Perkins' brine includes peppercorns, crushed red pepper, garlic and sugar — although he cautions that it's only a little bit sweet, "definitely not a bread and butter or sweet pickle."
"People ask me what kind of pickle it is," he says. "It's a little sweet, but it's not a sweet pickle; it's got a little spice to it. It's not quite a new dill; it's fresh like a new dill, but new dills don't use vinegar. It's basically a hybrid of a lot of different kinds of pickles."
In addition to pickles, Perkins also sells pickled garlic, taking the garlic he pickles with and letting it sit a few more weeks. Other products available from time to time include pickled green tomatoes and chow-chow, a pickled relish (Perkins prefers to call it a "slaw") made from red cabbage, green tomatoes, pearl onions, carrots and jalapeños.
With all these new pickle companies, you might think there'd be stubborn rivalries among competitors, but Perkins paints a different picture. "The pickle guys are all really nice," he says. "Some of the other food people aren't very friendly to each other, and it is cool that there are all these companies and we're all friendly and supportive, and we're all doing a little bit differently, we all kind of have our own niche, and it's cool that way. Joe McClure is actually one of the nicest guys I've come across, always offering to help me out in some way."
Where to buy: Plum Markets, Rocky Peanut, Eastern Market and in farmers' markets in Ann Arbor, Birmingham, Dearborn, Northville, Royal Oak, Wayne and Ypsilanti. Mudgie's and Woodbridge Pub in Detroit use Perkins Pickles. The Painted Lady Lounge in Hamtramck uses Perkins' brine for its Pickle Back cocktail.
Website: Perkins Pickles has a Facebook page.

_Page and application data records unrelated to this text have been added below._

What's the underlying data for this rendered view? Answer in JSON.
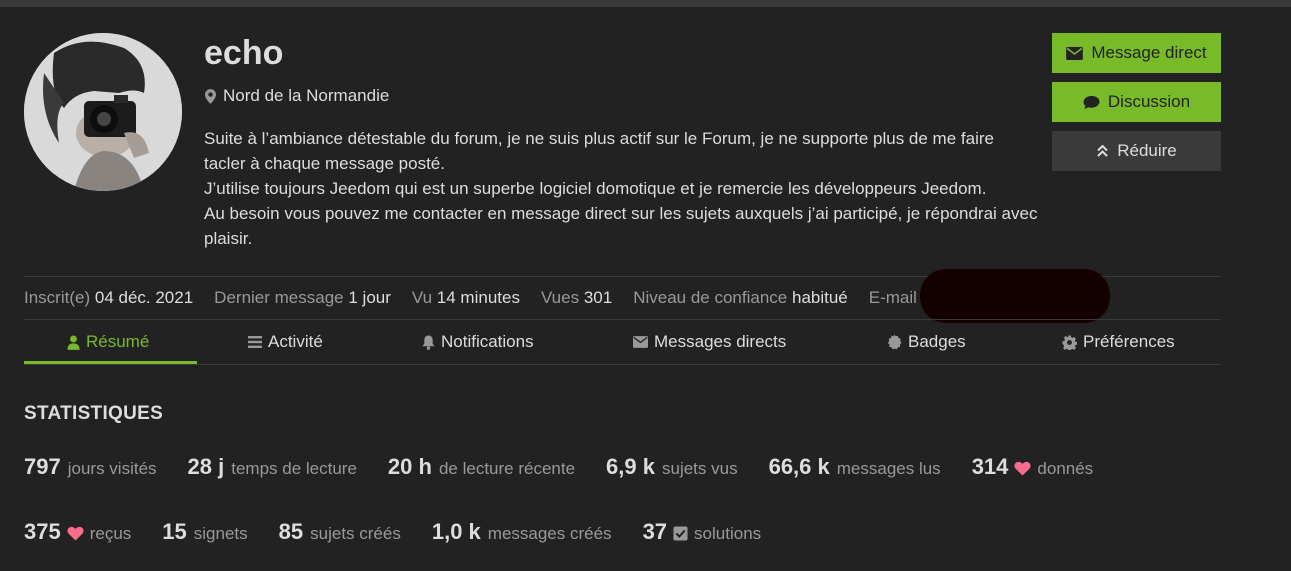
{
  "user": {
    "username": "echo",
    "location": "Nord de la Normandie",
    "bio": [
      "Suite à l’ambiance détestable du forum, je ne suis plus actif sur le Forum, je ne supporte plus de me faire tacler à chaque message posté.",
      "J’utilise toujours Jeedom qui est un superbe logiciel domotique et je remercie les développeurs Jeedom.",
      "Au besoin vous pouvez me contacter en message direct sur les sujets auxquels j’ai participé, je répondrai avec plaisir."
    ]
  },
  "actions": {
    "message_direct": "Message direct",
    "discussion": "Discussion",
    "reduire": "Réduire"
  },
  "meta": {
    "inscrit_label": "Inscrit(e)",
    "inscrit_value": "04 déc. 2021",
    "dernier_label": "Dernier message",
    "dernier_value": "1 jour",
    "vu_label": "Vu",
    "vu_value": "14 minutes",
    "vues_label": "Vues",
    "vues_value": "301",
    "confiance_label": "Niveau de confiance",
    "confiance_value": "habitué",
    "email_label": "E-mail"
  },
  "tabs": [
    {
      "label": "Résumé",
      "icon": "user-icon",
      "active": true
    },
    {
      "label": "Activité",
      "icon": "bars-icon",
      "active": false
    },
    {
      "label": "Notifications",
      "icon": "bell-icon",
      "active": false
    },
    {
      "label": "Messages directs",
      "icon": "envelope-icon",
      "active": false
    },
    {
      "label": "Badges",
      "icon": "certificate-icon",
      "active": false
    },
    {
      "label": "Préférences",
      "icon": "cog-icon",
      "active": false
    }
  ],
  "stats": {
    "title": "STATISTIQUES",
    "row1": [
      {
        "num": "797",
        "label": "jours visités"
      },
      {
        "num": "28 j",
        "label": "temps de lecture"
      },
      {
        "num": "20 h",
        "label": "de lecture récente"
      },
      {
        "num": "6,9 k",
        "label": "sujets vus"
      },
      {
        "num": "66,6 k",
        "label": "messages lus"
      },
      {
        "num": "314",
        "label": "donnés",
        "icon": "heart-icon"
      }
    ],
    "row2": [
      {
        "num": "375",
        "label": "reçus",
        "icon": "heart-icon"
      },
      {
        "num": "15",
        "label": "signets"
      },
      {
        "num": "85",
        "label": "sujets créés"
      },
      {
        "num": "1,0 k",
        "label": "messages créés"
      },
      {
        "num": "37",
        "label": "solutions",
        "icon": "check-square-icon"
      }
    ]
  },
  "colors": {
    "accent": "#79ba28",
    "heart": "#fa6c8d",
    "background": "#222222"
  }
}
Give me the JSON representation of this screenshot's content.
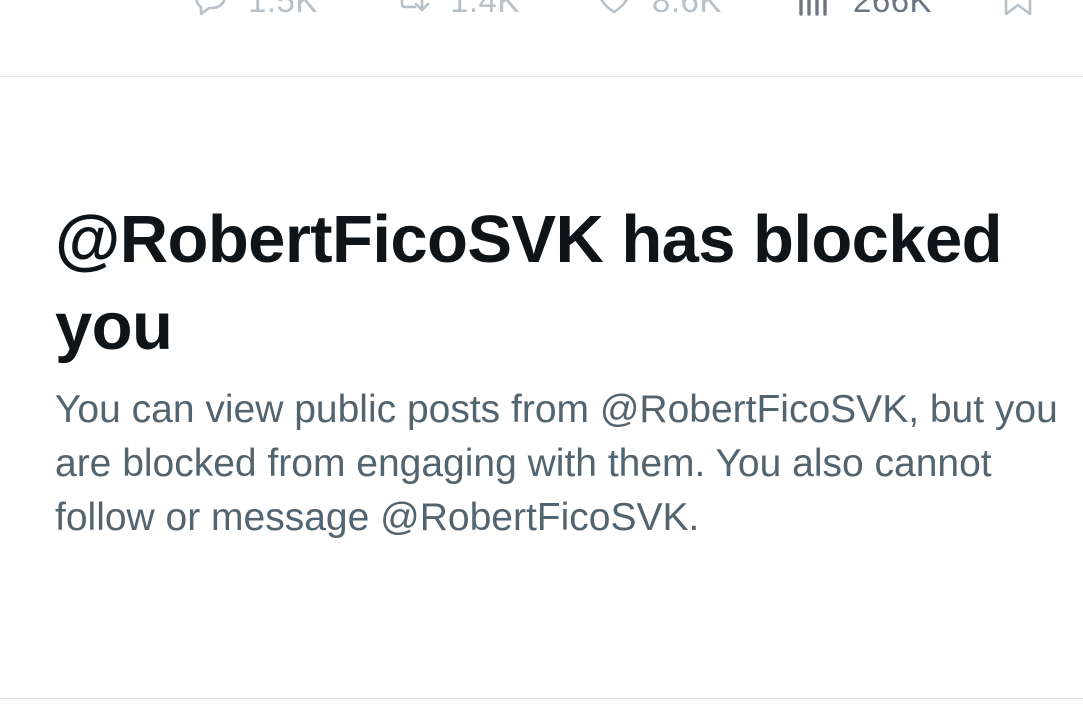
{
  "tweet_actions": {
    "reply": {
      "icon": "reply-icon",
      "count": "1.5K"
    },
    "repost": {
      "icon": "repost-icon",
      "count": "1.4K"
    },
    "like": {
      "icon": "heart-icon",
      "count": "8.6K"
    },
    "views": {
      "icon": "bar-chart-icon",
      "count": "266K"
    },
    "bookmark": {
      "icon": "bookmark-icon"
    }
  },
  "block_notice": {
    "title": "@RobertFicoSVK has blocked you",
    "body": "You can view public posts from @RobertFicoSVK, but you are blocked from engaging with them. You also cannot follow or message @RobertFicoSVK."
  },
  "colors": {
    "title_text": "#0f1419",
    "body_text": "#536471",
    "divider": "#dfe3e6",
    "faded_icon": "#b9c1c8"
  }
}
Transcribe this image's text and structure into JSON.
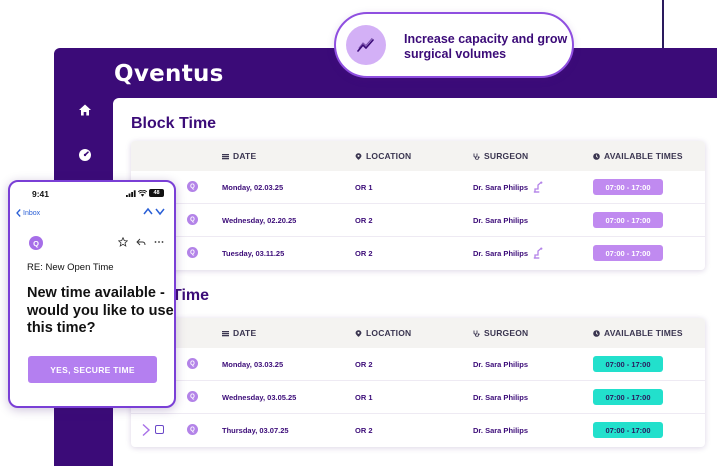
{
  "app": {
    "brand": "Qventus"
  },
  "banner": {
    "text": "Increase capacity and grow surgical volumes",
    "icon": "trend-up-icon"
  },
  "nav": {
    "icons": [
      "home-icon",
      "gauge-icon"
    ]
  },
  "columns": {
    "date": "DATE",
    "location": "LOCATION",
    "surgeon": "SURGEON",
    "available": "AVAILABLE TIMES"
  },
  "block_time": {
    "title": "Block Time",
    "rows": [
      {
        "badge": "Q",
        "date": "Monday, 02.03.25",
        "location": "OR 1",
        "surgeon": "Dr. Sara Philips",
        "robot": true,
        "time": "07:00 - 17:00"
      },
      {
        "badge": "Q",
        "date": "Wednesday, 02.20.25",
        "location": "OR 2",
        "surgeon": "Dr. Sara Philips",
        "robot": false,
        "time": "07:00 - 17:00"
      },
      {
        "badge": "Q",
        "date": "Tuesday, 03.11.25",
        "location": "OR 2",
        "surgeon": "Dr. Sara Philips",
        "robot": true,
        "time": "07:00 - 17:00"
      }
    ]
  },
  "open_time": {
    "title": "Time",
    "rows": [
      {
        "badge": "Q",
        "date": "Monday, 03.03.25",
        "location": "OR 2",
        "surgeon": "Dr. Sara Philips",
        "time": "07:00 - 17:00"
      },
      {
        "badge": "Q",
        "date": "Wednesday, 03.05.25",
        "location": "OR 1",
        "surgeon": "Dr. Sara Philips",
        "time": "07:00 - 17:00"
      },
      {
        "badge": "Q",
        "date": "Thursday, 03.07.25",
        "location": "OR 2",
        "surgeon": "Dr. Sara Philips",
        "time": "07:00 - 17:00"
      }
    ]
  },
  "phone": {
    "time": "9:41",
    "battery": "48",
    "back_label": "Inbox",
    "sender_initial": "Q",
    "subject": "RE: New Open Time",
    "message": "New time available - would you like to use this time?",
    "button": "YES, SECURE TIME"
  },
  "colors": {
    "brand_purple": "#3b0b78",
    "pill_purple": "#c08af0",
    "pill_teal": "#22e0cc",
    "accent": "#8f4fe0"
  }
}
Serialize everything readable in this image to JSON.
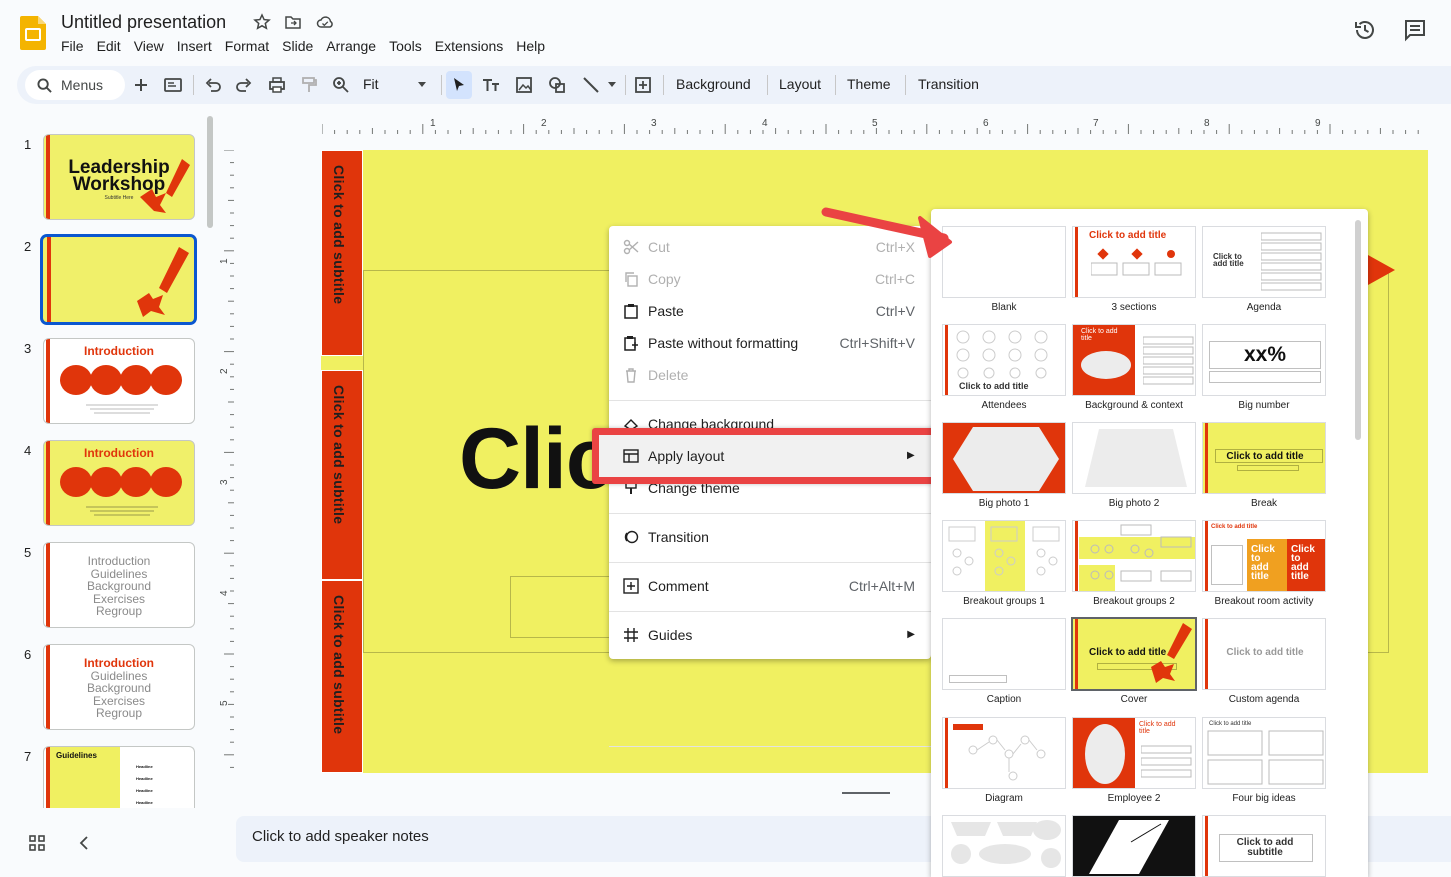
{
  "header": {
    "title": "Untitled presentation",
    "menus": [
      "File",
      "Edit",
      "View",
      "Insert",
      "Format",
      "Slide",
      "Arrange",
      "Tools",
      "Extensions",
      "Help"
    ]
  },
  "toolbar": {
    "menus_label": "Menus",
    "zoom": "Fit",
    "background": "Background",
    "layout": "Layout",
    "theme": "Theme",
    "transition": "Transition"
  },
  "filmstrip": {
    "slides": [
      {
        "num": "1",
        "title": "Leadership Workshop",
        "subtitle": "Subtitle Here"
      },
      {
        "num": "2",
        "title": ""
      },
      {
        "num": "3",
        "title": "Introduction"
      },
      {
        "num": "4",
        "title": "Introduction"
      },
      {
        "num": "5",
        "lines": [
          "Introduction",
          "Guidelines",
          "Background",
          "Exercises",
          "Regroup"
        ]
      },
      {
        "num": "6",
        "lines": [
          "Introduction",
          "Guidelines",
          "Background",
          "Exercises",
          "Regroup"
        ]
      },
      {
        "num": "7",
        "title": "Guidelines",
        "items": [
          "Headline",
          "Headline",
          "Headline",
          "Headline"
        ]
      }
    ]
  },
  "ruler": {
    "h": [
      "1",
      "2",
      "3",
      "4",
      "5",
      "6",
      "7",
      "8",
      "9"
    ],
    "v": [
      "1",
      "2",
      "3",
      "4",
      "5"
    ]
  },
  "slide": {
    "side_text": [
      "Click to add subtitle",
      "Click to add subtitle",
      "Click to add subtitle"
    ],
    "big_text": "Clic"
  },
  "notes": {
    "placeholder": "Click to add speaker notes"
  },
  "context_menu": {
    "items": [
      {
        "label": "Cut",
        "shortcut": "Ctrl+X"
      },
      {
        "label": "Copy",
        "shortcut": "Ctrl+C"
      },
      {
        "label": "Paste",
        "shortcut": "Ctrl+V"
      },
      {
        "label": "Paste without formatting",
        "shortcut": "Ctrl+Shift+V"
      },
      {
        "label": "Delete",
        "shortcut": ""
      },
      {
        "label": "Change background",
        "shortcut": ""
      },
      {
        "label": "Apply layout",
        "shortcut": ""
      },
      {
        "label": "Change theme",
        "shortcut": ""
      },
      {
        "label": "Transition",
        "shortcut": ""
      },
      {
        "label": "Comment",
        "shortcut": "Ctrl+Alt+M"
      },
      {
        "label": "Guides",
        "shortcut": ""
      }
    ]
  },
  "layouts": {
    "names": [
      "Blank",
      "3 sections",
      "Agenda",
      "Attendees",
      "Background & context",
      "Big number",
      "Big photo 1",
      "Big photo 2",
      "Break",
      "Breakout groups 1",
      "Breakout groups 2",
      "Breakout room activity",
      "Caption",
      "Cover",
      "Custom agenda",
      "Diagram",
      "Employee 2",
      "Four big ideas"
    ],
    "thumb_text": {
      "click_title": "Click to add title",
      "click_to_add_title": "Click to add title",
      "click_to": "Click to",
      "add_title": "add title",
      "click_add": "Click to add",
      "title": "title",
      "big_number": "xx%",
      "click_add_subtitle_1": "Click to add",
      "click_add_subtitle_2": "subtitle",
      "click": "Click",
      "to": "to",
      "add": "add"
    }
  },
  "colors": {
    "slide_yellow": "#f0f061",
    "slide_red": "#e0350b",
    "highlight_red": "#ea4343",
    "accent_blue": "#0b57d0"
  }
}
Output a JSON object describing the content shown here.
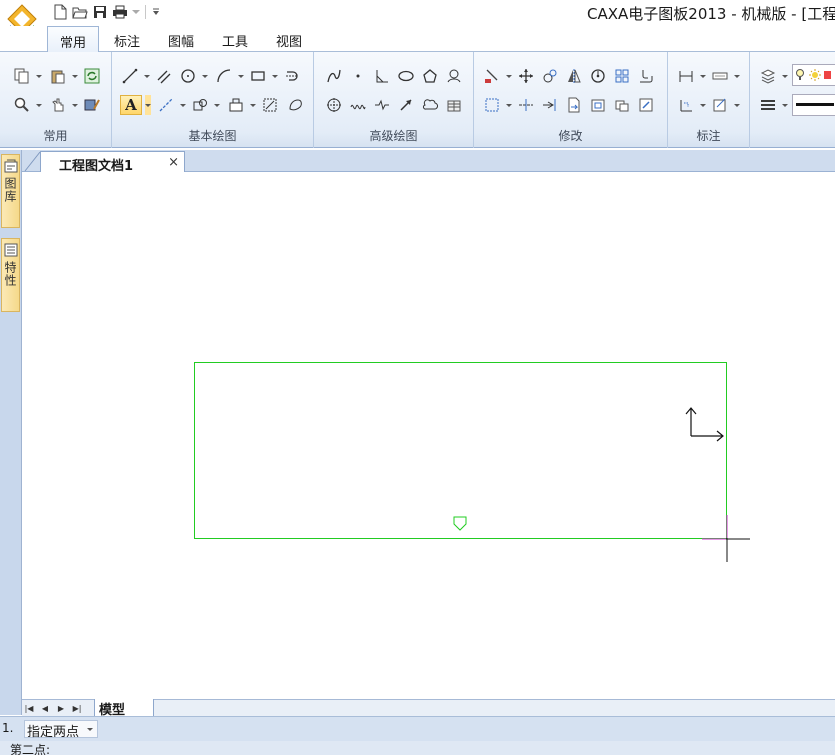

Pickler Blair Nosan got started on pickles while living on a Jewish Farm in Connecticut. "We made a variety of pickles in the ways of the old world," Nosan says, "using fermentation instead of vinegar. I was so charmed by the process and the incredible flavors, I brought my skills back with me when I returned to Michigan."
Now her pickle products can include parsnip kimchi, butternut squash kimchi, dilly beans, and fennel and turmeric cauliflower. She has sold them on a "subscription" basis for the past two years, but she hopes to soon be operating out of a licensed kitchen and selling at area farmers' markets.
Where to buy: by request at firstname.lastname@example.org